The Weeks

Cyle and Cain Barnes were introduced to quality music early on -- and in the middle of the night.

The twins grew up with their aunt and uncle in Jackson, Mississippi, Cyle says, and were about seven when they were awakened one night with, "Come in here, you've got to see this."

The late-night attraction? The Last Waltz, the concert movie about The Band's legendary final show, was on TV.

"I was just excited to be awake," Barnes says. "[My uncle] said, 'You guys need to sit down and watch this.' I had no clue who it was at the time. It blew my mind."

The Barnes twins now lead rock outfit The Weeks, with Cyle on vocals and Cain on drums. The band performs tonight at Grand Stafford Theater in Downtown Bryan, before heading to Austin's Fun Fun Fun Fest this weekend.

The band has a new EP out titled Buttons. The infectious title track is actually one of their oldest songs, Barnes says, and it earned an update.

"We wanted to revisit it, because if we're going to continue playing it, and if we're going to try and share it with new people, we want to be just as excited about playing it as we were six or seven years ago," Barnes says. "… It's to breathe some new life in it, so whenever we're playing 200 shows a year, it feels as new as it does to the people hearing it for the first time. We just wanted to wake it back up a little."

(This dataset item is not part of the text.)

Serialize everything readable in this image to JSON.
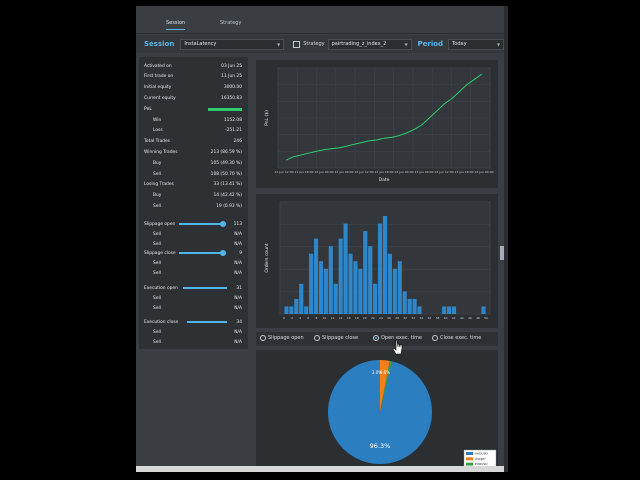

Identical twins have peppered pop music over the years -- Kelley and Kim Deal of The Breeders, Tegan and Sara, The Watson Twins and Texas A&M graduates The Rankin Twins, just to name a few. Barnes says he's never been away from Cain for longer than a week or so, and their relationship has translated into a strong musical bond.

"I love it," he says of playing with Cain. "I think he's amazing. I wouldn't want to have another drummer in the band. There's no one else that's going to find a groove like that. He's ridiculous. I watched him from growing up and playing on cardboard boxes to being an actual drummer. He keeps me on my toes. He always knows what I'm about to do. I guess it's that twin sense, that twin vibe."

The band has a quirky connection to sports, primarily through guitarist Sam Williams and bassist Damien Bone. The group's 2013 album was titled Dear Bo Jackson, as a sort of connection between the band's versatility and that of the baseball and football star from Alabama.

"We started talking about the difference between being a ballplayer and being able to do a little bit of everything, which is what I feel like The Weeks try to do," Barnes says. "We don't want to just be a rock 'n' roll band or this and that. We love a whole bunch of different kinds of music, so we try to do a little bit of everything."

The band's Mississippi roots have meant exciting times this football season, with the remarkable rise of Mississippi State and Ole Miss. Barnes says the band cheers for both programs. (He attended Delta State for two years, but says the school's unofficial nickname -- The Fighting Okra -- "doesn't sound as cool in interviews.")

The Weeks performed at Mississippi State in October, the same weekend ESPN College Gameday was there, and Barnes joined in the Bulldog tradition of clanging cowbells.

"Only at Mississippi State can you control an entire crowd with a cowbell," he says. "That thing was so loud, and anytime I'd ring it, the crowd would just go crazy. I wish that would work with every crowd -- you could just shake something really loud and everybody freaks out."

Barnes says he's fully prepared for a more Aggie-centric crowd tonight.

"I will not have the cowbell," he says with a laugh. "I promise that."

(0) comments

Welcome to the discussion.

Keep it Clean. Please avoid obscene, vulgar, lewd, racist or sexually-oriented language.
PLEASE TURN OFF YOUR CAPS LOCK.
Don't Threaten. Threats of harming another person will not be tolerated.
Be Truthful. Don't knowingly lie about anyone or anything.
Be Nice. No racism, sexism or any sort of -ism that is degrading to another person.
Be Proactive. Use the 'Report' link on each comment to let us know of abusive posts.
Share with Us. We'd love to hear eyewitness accounts, the history behind an article.